ReferencesLink to record
Permanent link

Direct link
Do respiratory limitations affect metabolism of insect larvae before moulting? An empirical test at the individual level
Stockholm University, Faculty of Science, Department of Zoology.
Stockholm University, Faculty of Science, Department of Zoology.
Stockholm University, Faculty of Science, Department of Zoology.
Number of Authors: 3
2016 (English)In: Journal of Experimental Biology, ISSN 0022-0949, E-ISSN 1477-9145, Vol. 219, no 19, 3061-3071 p.Article in journal (Refereed) Published
Abstract [en]

Recent data suggest that oxygen limitation may induce moulting in larval insects. This oxygen-dependent induction of moulting (ODIM) hypothesis stems from the fact that the tracheal respiratory system of insects grows primarily at moults, whereas tissue mass increases massively between moults. This may result in a mismatch between oxygen supply and demand at the end of each larval instar because oxygen demand of growing tissues exceeds the relatively fixed supply capacity of the respiratory system. The ODIM hypothesis predicts that, within larval instars, respiration and metabolic rates of an individual larva first increase with increasing body mass but eventually level off once the supply capacity of the tracheal system starts to constrain metabolism. Here, we provide the first individual-level test of this key prediction of the ODIM hypothesis. We use a novel methodology where we repeatedly measure respiration and metabolic rates throughout the penultimate- and final-instar larvae in the butterfly Pieris napi. In the penultimate instar, respiration and metabolic rates gradually decelerated along with growth, supporting the ODIM hypothesis. However, respiration and metabolic rates increased linearly during growth in the final instar, contradicting the prediction. Moreover, our data suggest considerable variation among individuals in the association between respiration rate and mass in the final instar. Overall, the results provide partial support for the ODIM hypothesis and suggest that oxygen limitation may emerge gradually within a larval instar. The results also suggest that there may be different moult induction mechanisms in larva-to-larva moults compared with the final metamorphic moult.
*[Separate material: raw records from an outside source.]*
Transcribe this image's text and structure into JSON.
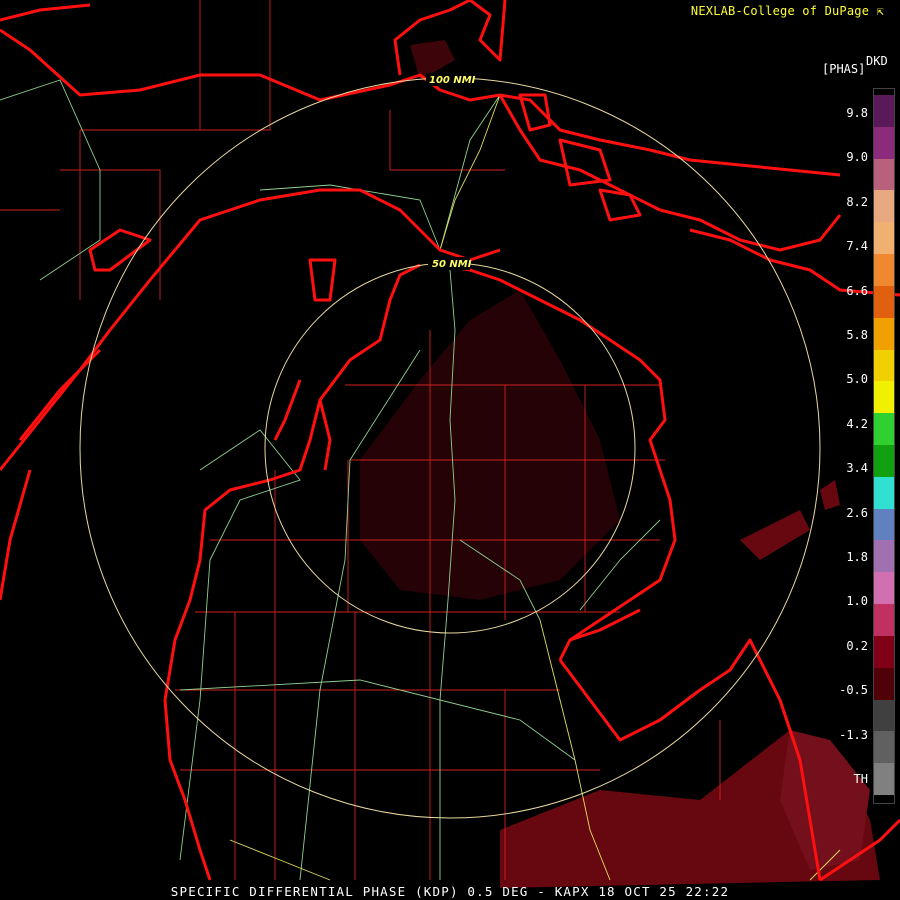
{
  "header": {
    "credit": "NEXLAB-College of DuPage",
    "credit_icon": "diagonal-arrow-icon"
  },
  "legend": {
    "unit_top": "DKD",
    "unit": "[PHAS]",
    "ticks": [
      "9.8",
      "9.0",
      "8.2",
      "7.4",
      "6.6",
      "5.8",
      "5.0",
      "4.2",
      "3.4",
      "2.6",
      "1.8",
      "1.0",
      "0.2",
      "-0.5",
      "-1.3",
      "TH"
    ],
    "colors": [
      "#5a1a5a",
      "#8c2a7c",
      "#b8607c",
      "#e8a880",
      "#f0b070",
      "#f08830",
      "#e06010",
      "#f0a000",
      "#f0d000",
      "#f0f000",
      "#30d030",
      "#10a010",
      "#30e0d0",
      "#6080c0",
      "#a070b0",
      "#d070b0",
      "#c03060",
      "#800018",
      "#500008",
      "#404040",
      "#606060",
      "#808080"
    ]
  },
  "rings": {
    "inner_label": "50 NMI",
    "outer_label": "100 NMI"
  },
  "colors": {
    "border": "#ff1010",
    "county": "#d02020",
    "highway": "#90d090",
    "road_yellow": "#e0e060",
    "ring": "#e8d8a0",
    "echo": "#7a0a14"
  },
  "footer": {
    "caption": "SPECIFIC DIFFERENTIAL PHASE (KDP) 0.5 DEG - KAPX 18 OCT 25 22:22"
  }
}
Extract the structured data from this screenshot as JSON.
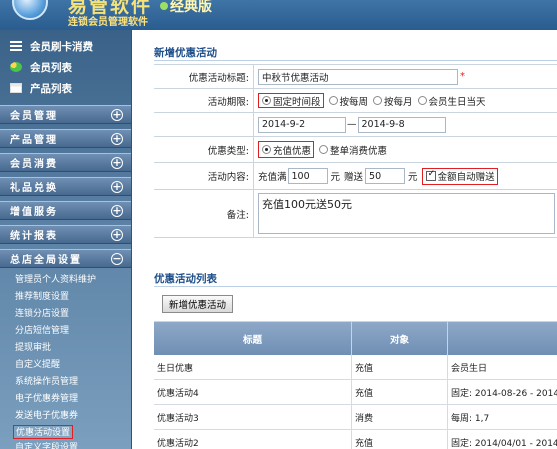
{
  "brand": {
    "title": "易管软件",
    "edition": "经典版",
    "subtitle": "连锁会员管理软件"
  },
  "sidebar": {
    "quick_links": [
      {
        "label": "会员刷卡消费",
        "icon": "card-icon"
      },
      {
        "label": "会员列表",
        "icon": "users-icon"
      },
      {
        "label": "产品列表",
        "icon": "product-icon"
      }
    ],
    "groups": [
      {
        "label": "会员管理",
        "toggle": "+"
      },
      {
        "label": "产品管理",
        "toggle": "+"
      },
      {
        "label": "会员消费",
        "toggle": "+"
      },
      {
        "label": "礼品兑换",
        "toggle": "+"
      },
      {
        "label": "增值服务",
        "toggle": "+"
      },
      {
        "label": "统计报表",
        "toggle": "+"
      },
      {
        "label": "总店全局设置",
        "toggle": "−"
      }
    ],
    "sub_items": [
      "管理员个人资料维护",
      "推荐制度设置",
      "连锁分店设置",
      "分店短信管理",
      "提现审批",
      "自定义提醒",
      "系统操作员管理",
      "电子优惠券管理",
      "发送电子优惠券",
      "优惠活动设置",
      "自定义字段设置"
    ]
  },
  "form": {
    "section_title": "新增优惠活动",
    "name_label": "优惠活动标题:",
    "name_value": "中秋节优惠活动",
    "period_label": "活动期限:",
    "period_options": [
      "固定时间段",
      "按每周",
      "按每月",
      "会员生日当天"
    ],
    "start_date": "2014-9-2",
    "date_separator": "—",
    "end_date": "2014-9-8",
    "type_label": "优惠类型:",
    "type_options": [
      "充值优惠",
      "整单消费优惠"
    ],
    "content_label": "活动内容:",
    "recharge_prefix": "充值满",
    "recharge_amount": "100",
    "unit1": "元",
    "gift_prefix": "赠送",
    "gift_amount": "50",
    "unit2": "元",
    "auto_gift_label": "金额自动赠送",
    "remark_label": "备注:",
    "remark_value": "充值100元送50元"
  },
  "list": {
    "section_title": "优惠活动列表",
    "add_button": "新增优惠活动",
    "columns": [
      "标题",
      "对象",
      ""
    ],
    "rows": [
      {
        "title": "生日优惠",
        "target": "充值",
        "rule": "会员生日"
      },
      {
        "title": "优惠活动4",
        "target": "充值",
        "rule": "固定: 2014-08-26 - 2014"
      },
      {
        "title": "优惠活动3",
        "target": "消费",
        "rule": "每周: 1,7"
      },
      {
        "title": "优惠活动2",
        "target": "充值",
        "rule": "固定: 2014/04/01 - 2014/"
      }
    ]
  }
}
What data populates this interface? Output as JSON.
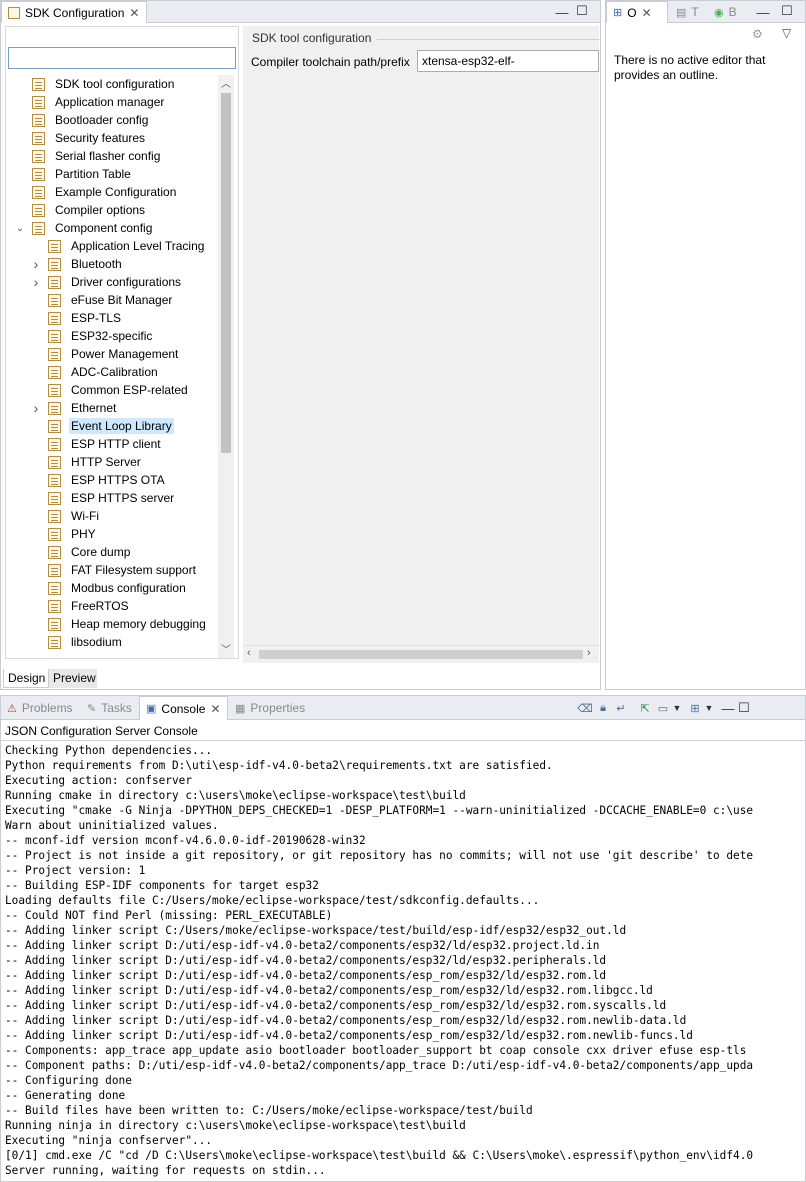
{
  "editor": {
    "tab_title": "SDK Configuration",
    "search_placeholder": "",
    "tree": [
      {
        "label": "SDK tool configuration",
        "level": 0,
        "expander": ""
      },
      {
        "label": "Application manager",
        "level": 0,
        "expander": ""
      },
      {
        "label": "Bootloader config",
        "level": 0,
        "expander": ""
      },
      {
        "label": "Security features",
        "level": 0,
        "expander": ""
      },
      {
        "label": "Serial flasher config",
        "level": 0,
        "expander": ""
      },
      {
        "label": "Partition Table",
        "level": 0,
        "expander": ""
      },
      {
        "label": "Example Configuration",
        "level": 0,
        "expander": ""
      },
      {
        "label": "Compiler options",
        "level": 0,
        "expander": ""
      },
      {
        "label": "Component config",
        "level": 0,
        "expander": "expanded"
      },
      {
        "label": "Application Level Tracing",
        "level": 1,
        "expander": ""
      },
      {
        "label": "Bluetooth",
        "level": 1,
        "expander": "collapsed"
      },
      {
        "label": "Driver configurations",
        "level": 1,
        "expander": "collapsed"
      },
      {
        "label": "eFuse Bit Manager",
        "level": 1,
        "expander": ""
      },
      {
        "label": "ESP-TLS",
        "level": 1,
        "expander": ""
      },
      {
        "label": "ESP32-specific",
        "level": 1,
        "expander": ""
      },
      {
        "label": "Power Management",
        "level": 1,
        "expander": ""
      },
      {
        "label": "ADC-Calibration",
        "level": 1,
        "expander": ""
      },
      {
        "label": "Common ESP-related",
        "level": 1,
        "expander": ""
      },
      {
        "label": "Ethernet",
        "level": 1,
        "expander": "collapsed"
      },
      {
        "label": "Event Loop Library",
        "level": 1,
        "expander": "",
        "selected": true
      },
      {
        "label": "ESP HTTP client",
        "level": 1,
        "expander": ""
      },
      {
        "label": "HTTP Server",
        "level": 1,
        "expander": ""
      },
      {
        "label": "ESP HTTPS OTA",
        "level": 1,
        "expander": ""
      },
      {
        "label": "ESP HTTPS server",
        "level": 1,
        "expander": ""
      },
      {
        "label": "Wi-Fi",
        "level": 1,
        "expander": ""
      },
      {
        "label": "PHY",
        "level": 1,
        "expander": ""
      },
      {
        "label": "Core dump",
        "level": 1,
        "expander": ""
      },
      {
        "label": "FAT Filesystem support",
        "level": 1,
        "expander": ""
      },
      {
        "label": "Modbus configuration",
        "level": 1,
        "expander": ""
      },
      {
        "label": "FreeRTOS",
        "level": 1,
        "expander": ""
      },
      {
        "label": "Heap memory debugging",
        "level": 1,
        "expander": ""
      },
      {
        "label": "libsodium",
        "level": 1,
        "expander": ""
      }
    ],
    "group_title": "SDK tool configuration",
    "field_label": "Compiler toolchain path/prefix",
    "field_value": "xtensa-esp32-elf-",
    "bottom_tabs": [
      "Design",
      "Preview"
    ]
  },
  "outline": {
    "tabs": [
      "O",
      "T",
      "B"
    ],
    "message": "There is no active editor that provides an outline."
  },
  "bottom_panel": {
    "tabs": [
      "Problems",
      "Tasks",
      "Console",
      "Properties"
    ],
    "active_tab": "Console",
    "console_title": "JSON Configuration Server Console",
    "lines": [
      "Checking Python dependencies...",
      "Python requirements from D:\\uti\\esp-idf-v4.0-beta2\\requirements.txt are satisfied.",
      "Executing action: confserver",
      "Running cmake in directory c:\\users\\moke\\eclipse-workspace\\test\\build",
      "Executing \"cmake -G Ninja -DPYTHON_DEPS_CHECKED=1 -DESP_PLATFORM=1 --warn-uninitialized -DCCACHE_ENABLE=0 c:\\use",
      "Warn about uninitialized values.",
      "-- mconf-idf version mconf-v4.6.0.0-idf-20190628-win32",
      "-- Project is not inside a git repository, or git repository has no commits; will not use 'git describe' to dete",
      "-- Project version: 1",
      "-- Building ESP-IDF components for target esp32",
      "Loading defaults file C:/Users/moke/eclipse-workspace/test/sdkconfig.defaults...",
      "-- Could NOT find Perl (missing: PERL_EXECUTABLE)",
      "-- Adding linker script C:/Users/moke/eclipse-workspace/test/build/esp-idf/esp32/esp32_out.ld",
      "-- Adding linker script D:/uti/esp-idf-v4.0-beta2/components/esp32/ld/esp32.project.ld.in",
      "-- Adding linker script D:/uti/esp-idf-v4.0-beta2/components/esp32/ld/esp32.peripherals.ld",
      "-- Adding linker script D:/uti/esp-idf-v4.0-beta2/components/esp_rom/esp32/ld/esp32.rom.ld",
      "-- Adding linker script D:/uti/esp-idf-v4.0-beta2/components/esp_rom/esp32/ld/esp32.rom.libgcc.ld",
      "-- Adding linker script D:/uti/esp-idf-v4.0-beta2/components/esp_rom/esp32/ld/esp32.rom.syscalls.ld",
      "-- Adding linker script D:/uti/esp-idf-v4.0-beta2/components/esp_rom/esp32/ld/esp32.rom.newlib-data.ld",
      "-- Adding linker script D:/uti/esp-idf-v4.0-beta2/components/esp_rom/esp32/ld/esp32.rom.newlib-funcs.ld",
      "-- Components: app_trace app_update asio bootloader bootloader_support bt coap console cxx driver efuse esp-tls",
      "-- Component paths: D:/uti/esp-idf-v4.0-beta2/components/app_trace D:/uti/esp-idf-v4.0-beta2/components/app_upda",
      "-- Configuring done",
      "-- Generating done",
      "-- Build files have been written to: C:/Users/moke/eclipse-workspace/test/build",
      "Running ninja in directory c:\\users\\moke\\eclipse-workspace\\test\\build",
      "Executing \"ninja confserver\"...",
      "[0/1] cmd.exe /C \"cd /D C:\\Users\\moke\\eclipse-workspace\\test\\build && C:\\Users\\moke\\.espressif\\python_env\\idf4.0",
      "Server running, waiting for requests on stdin..."
    ]
  }
}
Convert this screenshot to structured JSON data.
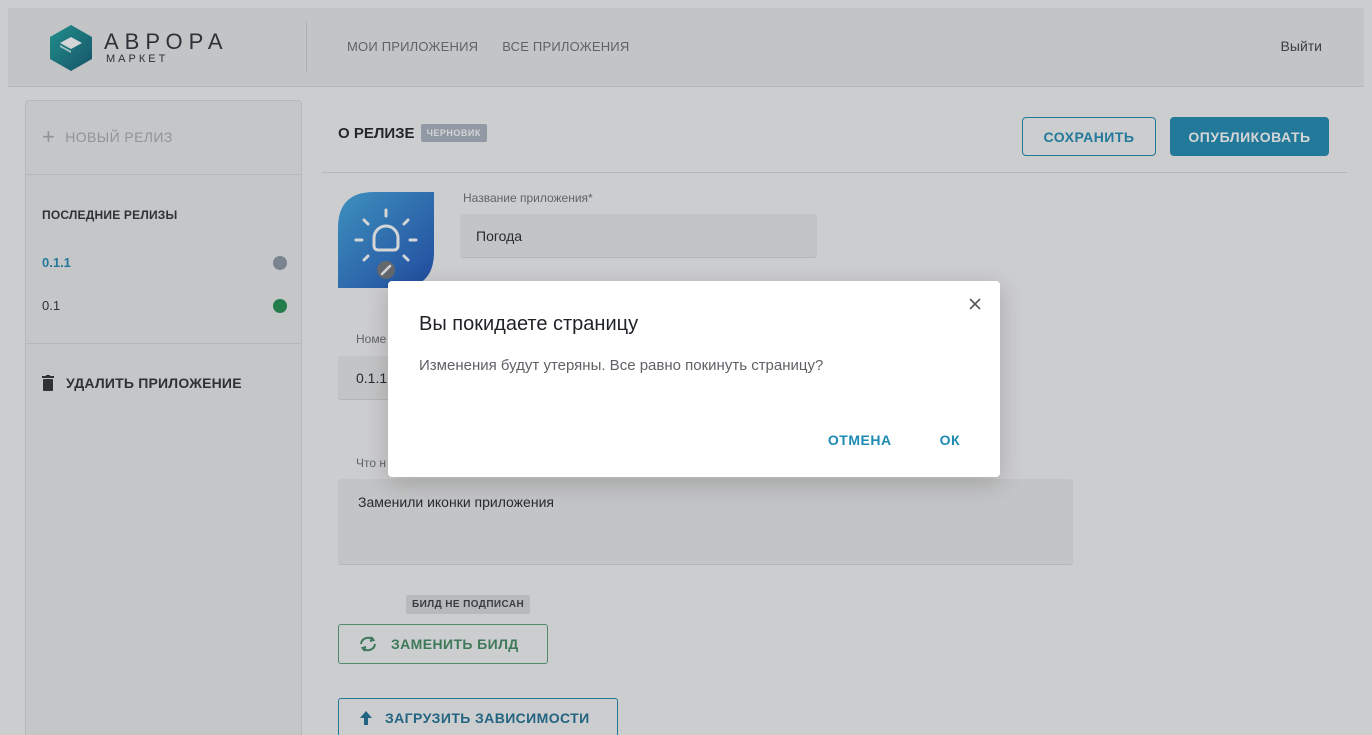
{
  "header": {
    "brand_name": "АВРОРА",
    "brand_sub": "МАРКЕТ",
    "nav": [
      "МОИ ПРИЛОЖЕНИЯ",
      "ВСЕ ПРИЛОЖЕНИЯ"
    ],
    "logout": "Выйти"
  },
  "sidebar": {
    "new_release": "НОВЫЙ РЕЛИЗ",
    "latest_title": "ПОСЛЕДНИЕ РЕЛИЗЫ",
    "releases": [
      {
        "version": "0.1.1",
        "status_color": "#8d97a4"
      },
      {
        "version": "0.1",
        "status_color": "#1d8e4f"
      }
    ],
    "delete_app": "УДАЛИТЬ ПРИЛОЖЕНИЕ"
  },
  "main": {
    "title": "О РЕЛИЗЕ",
    "badge": "ЧЕРНОВИК",
    "save_label": "СОХРАНИТЬ",
    "publish_label": "ОПУБЛИКОВАТЬ",
    "app_name_label": "Название приложения*",
    "app_name_value": "Погода",
    "version_label": "Номе",
    "version_value": "0.1.1",
    "whats_new_label": "Что н",
    "whats_new_value": "Заменили иконки приложения",
    "unsigned_badge": "БИЛД НЕ ПОДПИСАН",
    "replace_build": "ЗАМЕНИТЬ БИЛД",
    "upload_deps": "ЗАГРУЗИТЬ ЗАВИСИМОСТИ"
  },
  "dialog": {
    "title": "Вы покидаете страницу",
    "text": "Изменения будут утеряны. Все равно покинуть страницу?",
    "cancel": "ОТМЕНА",
    "ok": "ОК"
  },
  "colors": {
    "accent": "#1c8ab2",
    "green": "#3f8a5f"
  },
  "icons": [
    "logo-icon",
    "plus-icon",
    "trash-icon",
    "app-icon",
    "refresh-icon",
    "arrow-up-icon",
    "close-icon"
  ]
}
Place, publisher, year, edition, pages
2016. Vol. 219, no 19, 3061-3071 p.
Keyword [en]
Critical mass, Growth, Larval instar, Metabolic rate, Pieris napi, Respirometry
National Category
Biological Sciences
URN: urn:nbn:se:su:diva-136092DOI: 10.1242/jeb.140442ISI: 000385956100018PubMedID: 27445350OAI: diva2:1051022
Available from: 2016-11-30 Created: 2016-11-29 Last updated: 2016-11-30Bibliographically approved

Open Access in DiVA

No full text

Other links

Publisher's full textPubMed

Search in DiVA

By author/editor
Kivela, Sami M.Lehmann, PhilippGotthard, Karl
By organisation
Department of Zoology
In the same journal
Journal of Experimental Biology
Biological Sciences

Search outside of DiVA

GoogleGoogle Scholar

Altmetric score

Total: 6 hits
ReferencesLink to record
Permanent link

Direct link